Conservatism says that the United States should maintain an empire of troops and bases around the world. Libertarianism says that all foreign bases should be closed and all U.S. troops brought home.
Conservatism says that “the rich” should pay their “fair share” of taxes by paying a higher percentage of their income to the government than “the poor” or by forgoing certain deductions, exemptions, and credits that the government grants to them. Libertarianism says that a progressive tax system is Marxist and that neither “the rich” nor “the poor” should be taxed on their income.
Conservatism says that the government should take money out of the pockets of Americans who “have” and redistribute it to other Americans who “have not” by means of WIC, TANF, Section 8 rent subsidies, SSI, and the Low Income Home Energy Assistance Program.
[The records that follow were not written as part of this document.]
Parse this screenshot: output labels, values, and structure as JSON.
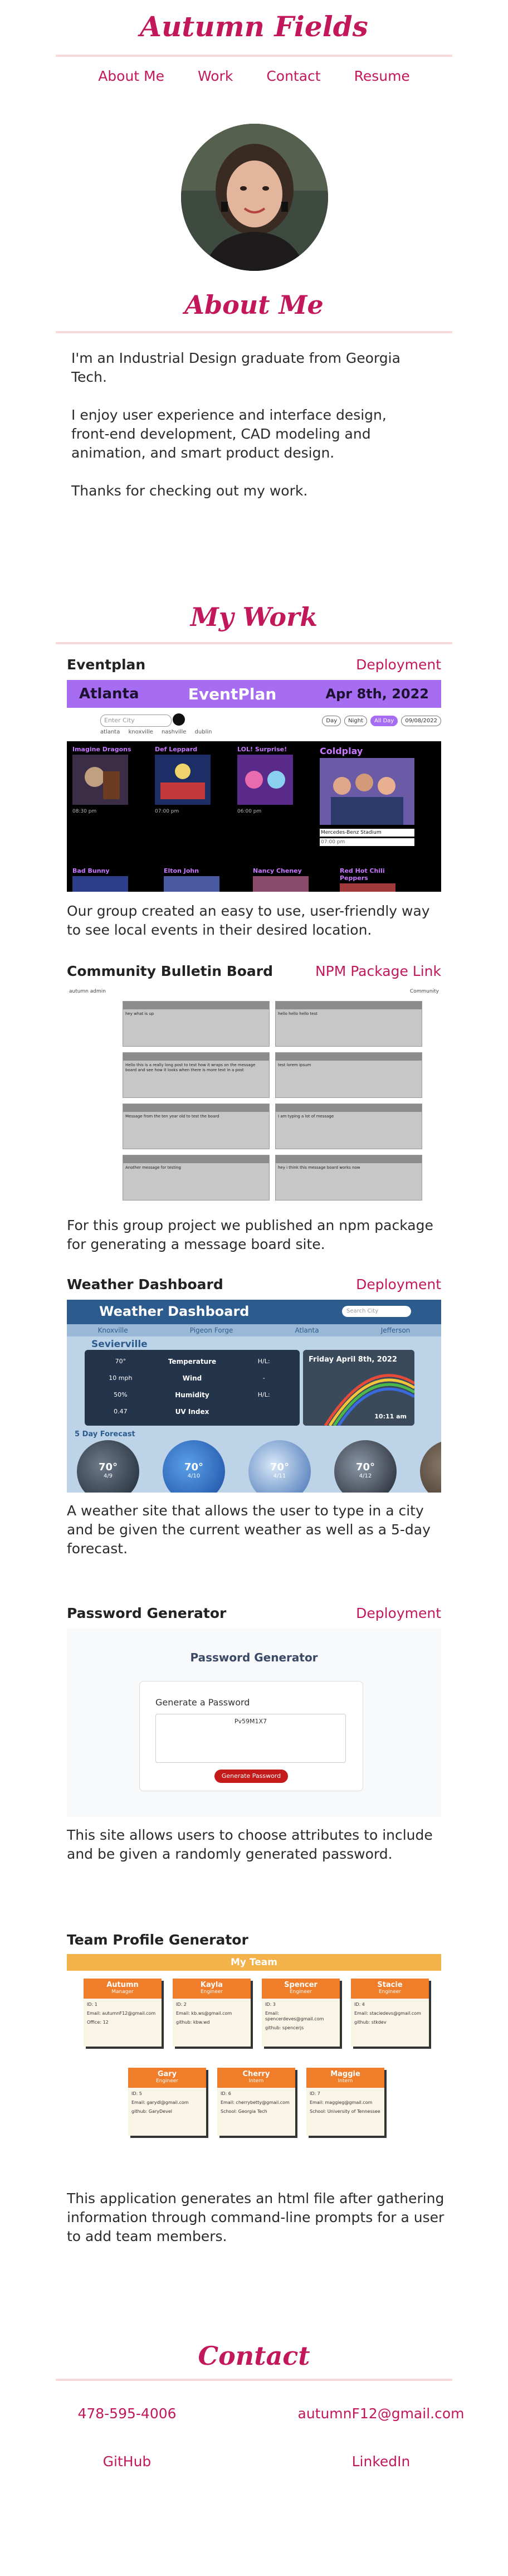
{
  "header": {
    "title": "Autumn Fields"
  },
  "nav": [
    {
      "label": "About Me"
    },
    {
      "label": "Work"
    },
    {
      "label": "Contact"
    },
    {
      "label": "Resume"
    }
  ],
  "about": {
    "heading": "About Me",
    "paragraphs": [
      "I'm an Industrial Design graduate from Georgia Tech.",
      "I enjoy user experience and interface design, front-end development, CAD modeling and animation, and smart product design.",
      "Thanks for checking out my work."
    ]
  },
  "work": {
    "heading": "My Work",
    "projects": [
      {
        "title": "Eventplan",
        "link": "Deployment",
        "description": "Our group created an easy to use, user-friendly way to see local events in their desired location.",
        "screenshot": {
          "city": "Atlanta",
          "app_name": "EventPlan",
          "date": "Apr 8th, 2022",
          "search_placeholder": "Enter City",
          "cities": "atlanta knoxville nashville dublin",
          "chips": [
            "Day",
            "Night",
            "All Day",
            "09/08/2022"
          ],
          "events": [
            {
              "name": "Imagine Dragons",
              "time": "08:30 pm"
            },
            {
              "name": "Def Leppard",
              "time": "07:00 pm"
            },
            {
              "name": "LOL! Surprise!",
              "time": "06:00 pm"
            },
            {
              "name": "Coldplay",
              "venue": "Mercedes-Benz Stadium",
              "time": "07:00 pm"
            },
            {
              "name": "Bad Bunny",
              "time": ""
            },
            {
              "name": "Elton John",
              "time": ""
            },
            {
              "name": "Nancy Cheney",
              "time": ""
            },
            {
              "name": "Red Hot Chili Peppers",
              "time": ""
            }
          ]
        }
      },
      {
        "title": "Community Bulletin Board",
        "link": "NPM Package Link",
        "description": "For this group project we published an npm package for generating a message board site.",
        "screenshot": {
          "top_left": "autumn   admin",
          "top_right": "Community",
          "posts": [
            "hey what is up",
            "hello hello hello test",
            "Hello this is a really long post to test how it wraps on the message board and see how it looks when there is more text in a post",
            "test lorem ipsum",
            "Message from the ten year old to test the board",
            "I am typing a lot of message",
            "Another message for testing",
            "hey i think this message board works now"
          ]
        }
      },
      {
        "title": "Weather Dashboard",
        "link": "Deployment",
        "description": "A weather site that allows the user to type in a city and be given the current weather as well as a 5-day forecast.",
        "screenshot": {
          "app_name": "Weather Dashboard",
          "search_placeholder": "Search City",
          "tabs": [
            "Knoxville",
            "Pigeon Forge",
            "Atlanta",
            "Jefferson"
          ],
          "city": "Sevierville",
          "rows": [
            {
              "value": "70°",
              "label": "Temperature",
              "extra": "H/L:"
            },
            {
              "value": "10 mph",
              "label": "Wind",
              "extra": "-"
            },
            {
              "value": "50%",
              "label": "Humidity",
              "extra": "H/L:"
            },
            {
              "value": "0.47",
              "label": "UV Index",
              "extra": ""
            }
          ],
          "date": "Friday April 8th, 2022",
          "time": "10:11 am",
          "forecast_label": "5 Day Forecast",
          "forecast": [
            {
              "temp": "70°",
              "day": "4/9"
            },
            {
              "temp": "70°",
              "day": "4/10"
            },
            {
              "temp": "70°",
              "day": "4/11"
            },
            {
              "temp": "70°",
              "day": "4/12"
            }
          ]
        }
      },
      {
        "title": "Password Generator",
        "link": "Deployment",
        "description": "This site allows users to choose attributes to include and be given a randomly generated password.",
        "screenshot": {
          "app_name": "Password Generator",
          "card_label": "Generate a Password",
          "password": "Pv59M1X7",
          "button": "Generate Password"
        }
      },
      {
        "title": "Team Profile Generator",
        "link": "",
        "description": "This application generates an html file after gathering information through command-line prompts for a user to add team members.",
        "screenshot": {
          "header": "My Team",
          "members": [
            {
              "name": "Autumn",
              "role": "Manager",
              "id": "ID: 1",
              "email": "Email: autumnF12@gmail.com",
              "extra": "Office: 12"
            },
            {
              "name": "Kayla",
              "role": "Engineer",
              "id": "ID: 2",
              "email": "Email: kb.ws@gmail.com",
              "extra": "github: kbw.wd"
            },
            {
              "name": "Spencer",
              "role": "Engineer",
              "id": "ID: 3",
              "email": "Email: spencerdeves@gmail.com",
              "extra": "github: spencerjs"
            },
            {
              "name": "Stacie",
              "role": "Engineer",
              "id": "ID: 4",
              "email": "Email: staciedevs@gmail.com",
              "extra": "github: stkdev"
            },
            {
              "name": "Gary",
              "role": "Engineer",
              "id": "ID: 5",
              "email": "Email: garydl@gmail.com",
              "extra": "github: GaryDevel"
            },
            {
              "name": "Cherry",
              "role": "Intern",
              "id": "ID: 6",
              "email": "Email: cherrybetty@gmail.com",
              "extra": "School: Georgia Tech"
            },
            {
              "name": "Maggie",
              "role": "Intern",
              "id": "ID: 7",
              "email": "Email: maggieg@gmail.com",
              "extra": "School: University of Tennessee"
            }
          ]
        }
      }
    ]
  },
  "contact": {
    "heading": "Contact",
    "phone": "478-595-4006",
    "email": "autumnF12@gmail.com",
    "github": "GitHub",
    "linkedin": "LinkedIn"
  }
}
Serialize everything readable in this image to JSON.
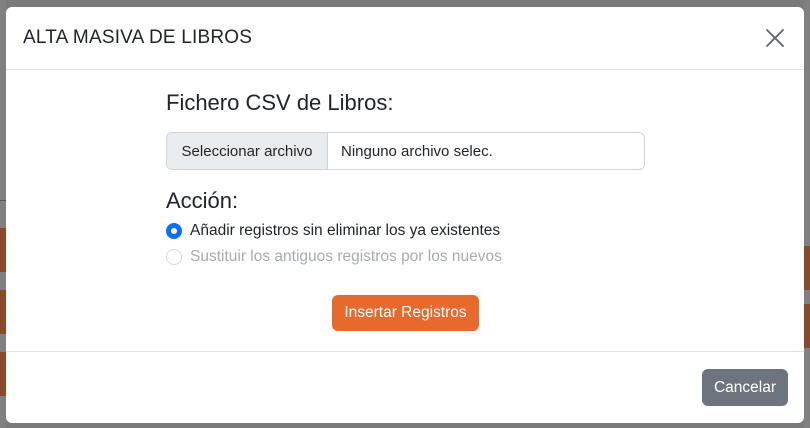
{
  "modal": {
    "title": "ALTA MASIVA DE LIBROS",
    "close_icon": "close-icon"
  },
  "form": {
    "file_label": "Fichero CSV de Libros:",
    "file_button": "Seleccionar archivo",
    "file_value": "Ninguno archivo selec.",
    "action_label": "Acción:",
    "options": [
      {
        "label": "Añadir registros sin eliminar los ya existentes",
        "checked": true,
        "disabled": false
      },
      {
        "label": "Sustituir los antiguos registros por los nuevos",
        "checked": false,
        "disabled": true
      }
    ],
    "submit_label": "Insertar Registros"
  },
  "footer": {
    "cancel_label": "Cancelar"
  },
  "colors": {
    "accent": "#e8692e",
    "primary": "#0d6efd",
    "secondary": "#6c757d"
  }
}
Libertarianism says that the welfare state is immoral because taking resources from people to give to those in need is not a noble act of charity but engaging in theft, and that all charity should be entirely private and voluntary.
Conservatism says that the government should make and enforce laws against victimless crimes. Libertarianism says that there is no such thing as nebulous crimes against nature, society, or the state, and that every crime should have a tangible and identifiable victim.
Conservatism says that the government should take money from some Americans to pay for the health care and health insurance of other Americans by means of SCHIP, Medicaid, and Medicare. Libertarianism says that the government shouldn’t subsidize anyone’s health care or health insurance and that the government should have absolutely nothing to do with either one.
What are we to conclude from this comparison between conservatism and libertarianism but that conservatism is merely one of many varieties of statism? Indeed, the very heart and soul of conservatism is statism. Conservatism deems it completely appropriate for government to punish people for engaging in peaceful, voluntary, and consensual actions it doesn’t approve of and to take people’s resources against their will and transfer or redistribute them to others as it sees fit. Ronald Reagan was wrong. There is an incontrovertible divide that exists between conservatism and libertarianism. The two are following opposite paths. It is libertarianism alone that desires less government interference, less centralized authority, and more individual freedom.
This article was originally published in the May 2016 edition of Future of Freedom.